As you may know I occasionally write posts that touch on web design/development. Even more infrequently I sometimes write posts that touch on autism _and_ web design/dev issues. This will be one.
One of the core skills any halfway decent web designer/developer should have is that of making a site accessible. A lot of sites are not accessible. What ‘accessible’ means is ways a designer can code a solution to ensuring that their end product (usually a web page) can be read by as wide a range of visitors as possible, regardless of disability.
A small easy to understand example: blind users may use a device called a Screen reader which basically sits between the browser and the user and does exactly what it says – reads the screen. Most software of this type is far from perfect and much room could be given to making this type of software operate in a more standardised way.
However, as designers/developers we have a responsibility too. We need to use the appropriate markup and to not put extra barriers in place. A small example of a barrier: many of my autism blogger colleagues use Blogspot.com to host their blogs. Its easy to use and free. Good deal. However, they also use comment authorisation routines that include those little graphics of random letters and numbers that a commenter must fill in (official name CAPTCHA). These tests are totally inaccessible. As they are randomly generated and rendered as images, screen readers cannot read the text embedded in the image and thus anyone who utilises a screen reader cannot post on a blog that has a CAPTCHA solution implemented. Google (who own Blogspot.com) are experimenting with audio based CAPTCHA’s to get around this issue.
There are hardware and code-able solutions for users with a variety of physical and cognitive disabilities but its strikes me that autism is…_other_…its not defaultly a cognitive disability and its not defaultly a sensory disability. In fact, its not truly a disability in the strictest sense of the word at all. However, it further strikes me that there are almost certainly a whole host of design/interface issues that face a person who is autistic when they try to use websites. I cannot guess what those may be although I would tentatively surmise that maybe the branding aspects of a design do not have the same level of emotional impact that they would on a non-autistic person.
So what I want to do is throw open the comments to as many autistic people as possible so I can get a sense of what issues (if any) you may face when browsing a website, what works for you, what doesn’t work for you.
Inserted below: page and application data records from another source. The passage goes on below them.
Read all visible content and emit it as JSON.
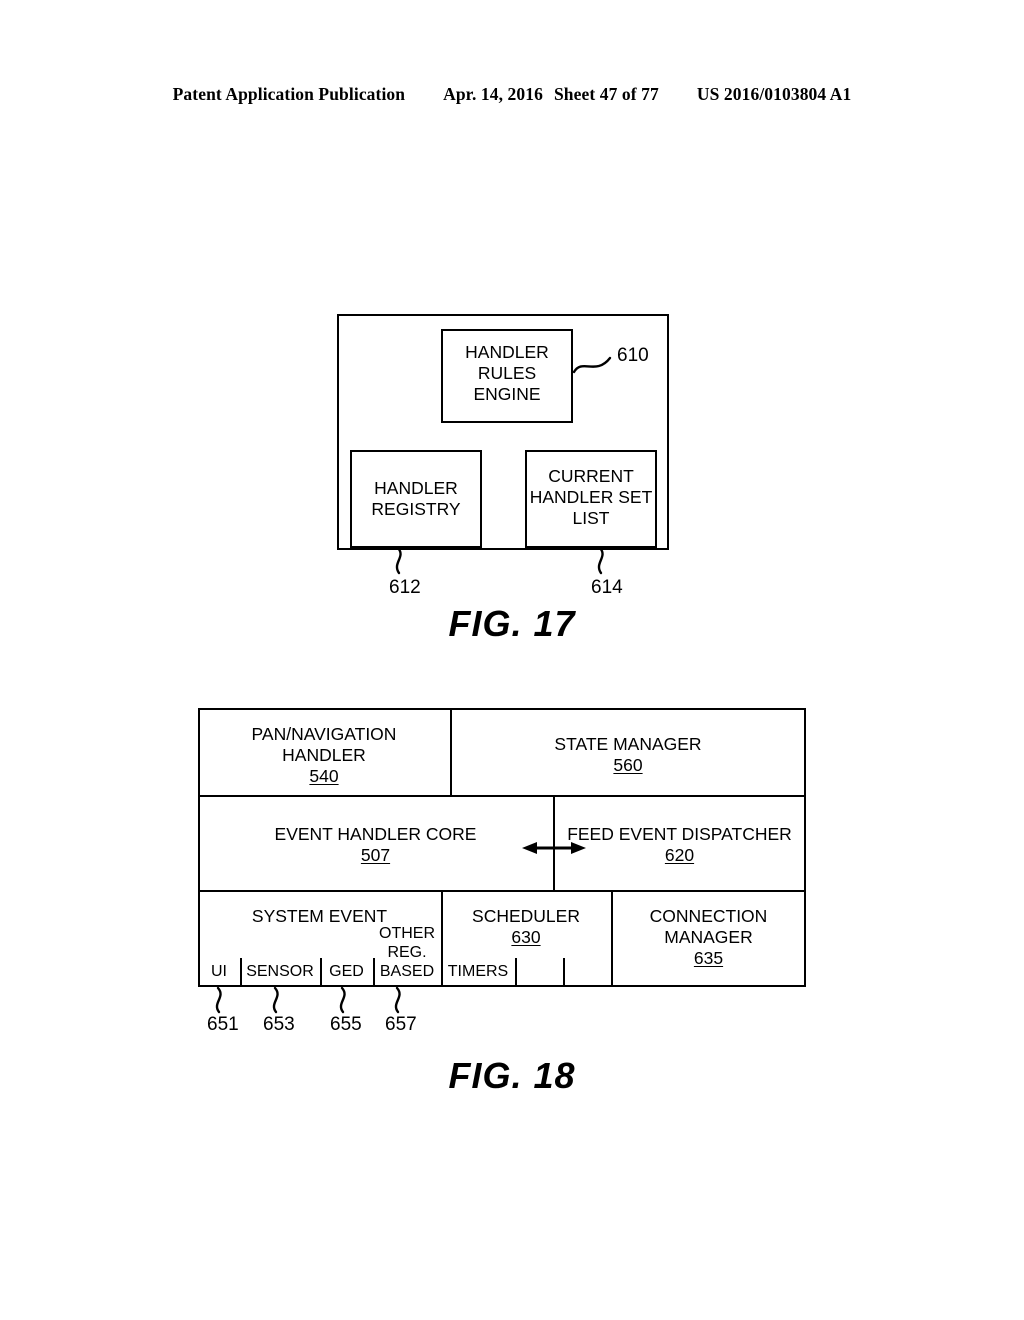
{
  "header": {
    "publication": "Patent Application Publication",
    "date": "Apr. 14, 2016",
    "sheet": "Sheet 47 of 77",
    "doc_number": "US 2016/0103804 A1"
  },
  "fig17": {
    "caption": "FIG. 17",
    "outer_ref": "610",
    "blocks": [
      {
        "name": "handler-rules-engine",
        "lines": [
          "HANDLER",
          "RULES",
          "ENGINE"
        ],
        "ref": "610"
      },
      {
        "name": "handler-registry",
        "lines": [
          "HANDLER",
          "REGISTRY"
        ],
        "ref": "612"
      },
      {
        "name": "current-handler-set-list",
        "lines": [
          "CURRENT",
          "HANDLER SET",
          "LIST"
        ],
        "ref": "614"
      }
    ],
    "refs": {
      "engine": "610",
      "registry": "612",
      "set_list": "614"
    }
  },
  "fig18": {
    "caption": "FIG. 18",
    "row1": [
      {
        "title_line1": "PAN/NAVIGATION",
        "title_line2": "HANDLER",
        "ref": "540"
      },
      {
        "title_line1": "STATE MANAGER",
        "title_line2": "",
        "ref": "560"
      }
    ],
    "row2": [
      {
        "title": "EVENT HANDLER CORE",
        "ref": "507"
      },
      {
        "title": "FEED EVENT DISPATCHER",
        "ref": "620"
      }
    ],
    "row3": [
      {
        "title": "SYSTEM EVENT",
        "ref": ""
      },
      {
        "title": "SCHEDULER",
        "ref": "630"
      },
      {
        "title_line1": "CONNECTION",
        "title_line2": "MANAGER",
        "ref": "635"
      }
    ],
    "system_event_subcells": [
      {
        "label": "UI",
        "ref": "651"
      },
      {
        "label": "SENSOR",
        "ref": "653"
      },
      {
        "label": "GED",
        "ref": "655"
      },
      {
        "label_line1": "OTHER",
        "label_line2": "REG.",
        "label_line3": "BASED",
        "ref": "657"
      }
    ],
    "scheduler_subcells": [
      {
        "label": "TIMERS"
      },
      {
        "label": ""
      },
      {
        "label": ""
      }
    ],
    "connector": "double-arrow"
  },
  "colors": {
    "ink": "#000000",
    "paper": "#ffffff"
  }
}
What are examples of good sites and bad sites. Do you like short pages, long pages, don’t care? What colours are good, or bad? Are icons more intuitive or plain text links? Lots of imagery a good thing or a bad thing? Do websites ever get so ‘busy’ that they lead to a point of overload? If so, why? What _design_ aspects may lead you to purchase via a website – or put you off purchasing via a website?
Let me have it :o) Feel free to crit this site if you feel moved to. Feel free to comment anonymously if you’d rather.